App and web page records:
[Start of Attachment]

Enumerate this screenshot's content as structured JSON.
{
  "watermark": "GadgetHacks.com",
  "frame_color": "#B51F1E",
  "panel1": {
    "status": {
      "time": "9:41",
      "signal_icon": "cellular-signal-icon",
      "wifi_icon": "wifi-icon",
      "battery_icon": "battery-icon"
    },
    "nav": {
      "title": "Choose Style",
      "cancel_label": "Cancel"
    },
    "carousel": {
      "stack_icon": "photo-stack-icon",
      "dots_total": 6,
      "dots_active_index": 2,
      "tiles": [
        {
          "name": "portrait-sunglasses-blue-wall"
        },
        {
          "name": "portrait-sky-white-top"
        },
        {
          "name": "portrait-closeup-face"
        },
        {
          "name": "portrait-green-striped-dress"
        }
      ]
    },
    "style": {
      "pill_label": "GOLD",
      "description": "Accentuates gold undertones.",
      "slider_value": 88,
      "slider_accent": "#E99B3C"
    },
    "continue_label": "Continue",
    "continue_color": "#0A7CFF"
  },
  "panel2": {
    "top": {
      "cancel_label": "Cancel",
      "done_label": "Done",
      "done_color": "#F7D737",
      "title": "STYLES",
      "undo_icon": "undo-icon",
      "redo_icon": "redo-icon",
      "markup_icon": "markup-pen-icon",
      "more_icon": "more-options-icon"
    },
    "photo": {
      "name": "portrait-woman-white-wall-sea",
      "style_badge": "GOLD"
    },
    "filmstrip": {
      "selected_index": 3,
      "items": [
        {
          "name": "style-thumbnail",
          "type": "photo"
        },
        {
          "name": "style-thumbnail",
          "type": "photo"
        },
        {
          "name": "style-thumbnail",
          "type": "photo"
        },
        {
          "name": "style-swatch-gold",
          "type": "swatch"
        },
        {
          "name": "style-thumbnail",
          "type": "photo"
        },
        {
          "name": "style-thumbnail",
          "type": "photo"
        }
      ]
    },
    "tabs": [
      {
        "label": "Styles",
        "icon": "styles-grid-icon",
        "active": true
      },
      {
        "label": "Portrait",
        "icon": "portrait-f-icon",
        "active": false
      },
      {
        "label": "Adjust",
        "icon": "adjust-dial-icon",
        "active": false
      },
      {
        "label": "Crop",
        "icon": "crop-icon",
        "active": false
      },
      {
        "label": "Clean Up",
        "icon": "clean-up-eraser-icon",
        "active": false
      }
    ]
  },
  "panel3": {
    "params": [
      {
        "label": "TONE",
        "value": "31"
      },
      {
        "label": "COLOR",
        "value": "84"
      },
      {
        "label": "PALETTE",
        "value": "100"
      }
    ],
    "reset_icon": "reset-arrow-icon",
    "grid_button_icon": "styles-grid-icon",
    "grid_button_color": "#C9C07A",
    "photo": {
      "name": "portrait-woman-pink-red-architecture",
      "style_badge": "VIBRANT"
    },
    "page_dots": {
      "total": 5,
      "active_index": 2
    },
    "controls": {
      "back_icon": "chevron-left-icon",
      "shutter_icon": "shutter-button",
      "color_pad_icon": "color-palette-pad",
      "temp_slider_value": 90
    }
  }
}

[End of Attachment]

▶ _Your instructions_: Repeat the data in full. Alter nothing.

▶ _Task result_:
Enumerate this screenshot's content as structured JSON.
{
  "watermark": "GadgetHacks.com",
  "frame_color": "#B51F1E",
  "panel1": {
    "status": {
      "time": "9:41",
      "signal_icon": "cellular-signal-icon",
      "wifi_icon": "wifi-icon",
      "battery_icon": "battery-icon"
    },
    "nav": {
      "title": "Choose Style",
      "cancel_label": "Cancel"
    },
    "carousel": {
      "stack_icon": "photo-stack-icon",
      "dots_total": 6,
      "dots_active_index": 2,
      "tiles": [
        {
          "name": "portrait-sunglasses-blue-wall"
        },
        {
          "name": "portrait-sky-white-top"
        },
        {
          "name": "portrait-closeup-face"
        },
        {
          "name": "portrait-green-striped-dress"
        }
      ]
    },
    "style": {
      "pill_label": "GOLD",
      "description": "Accentuates gold undertones.",
      "slider_value": 88,
      "slider_accent": "#E99B3C"
    },
    "continue_label": "Continue",
    "continue_color": "#0A7CFF"
  },
  "panel2": {
    "top": {
      "cancel_label": "Cancel",
      "done_label": "Done",
      "done_color": "#F7D737",
      "title": "STYLES",
      "undo_icon": "undo-icon",
      "redo_icon": "redo-icon",
      "markup_icon": "markup-pen-icon",
      "more_icon": "more-options-icon"
    },
    "photo": {
      "name": "portrait-woman-white-wall-sea",
      "style_badge": "GOLD"
    },
    "filmstrip": {
      "selected_index": 3,
      "items": [
        {
          "name": "style-thumbnail",
          "type": "photo"
        },
        {
          "name": "style-thumbnail",
          "type": "photo"
        },
        {
          "name": "style-thumbnail",
          "type": "photo"
        },
        {
          "name": "style-swatch-gold",
          "type": "swatch"
        },
        {
          "name": "style-thumbnail",
          "type": "photo"
        },
        {
          "name": "style-thumbnail",
          "type": "photo"
        }
      ]
    },
    "tabs": [
      {
        "label": "Styles",
        "icon": "styles-grid-icon",
        "active": true
      },
      {
        "label": "Portrait",
        "icon": "portrait-f-icon",
        "active": false
      },
      {
        "label": "Adjust",
        "icon": "adjust-dial-icon",
        "active": false
      },
      {
        "label": "Crop",
        "icon": "crop-icon",
        "active": false
      },
      {
        "label": "Clean Up",
        "icon": "clean-up-eraser-icon",
        "active": false
      }
    ]
  },
  "panel3": {
    "params": [
      {
        "label": "TONE",
        "value": "31"
      },
      {
        "label": "COLOR",
        "value": "84"
      },
      {
        "label": "PALETTE",
        "value": "100"
      }
    ],
    "reset_icon": "reset-arrow-icon",
    "grid_button_icon": "styles-grid-icon",
    "grid_button_color": "#C9C07A",
    "photo": {
      "name": "portrait-woman-pink-red-architecture",
      "style_badge": "VIBRANT"
    },
    "page_dots": {
      "total": 5,
      "active_index": 2
    },
    "controls": {
      "back_icon": "chevron-left-icon",
      "shutter_icon": "shutter-button",
      "color_pad_icon": "color-palette-pad",
      "temp_slider_value": 90
    }
  }
}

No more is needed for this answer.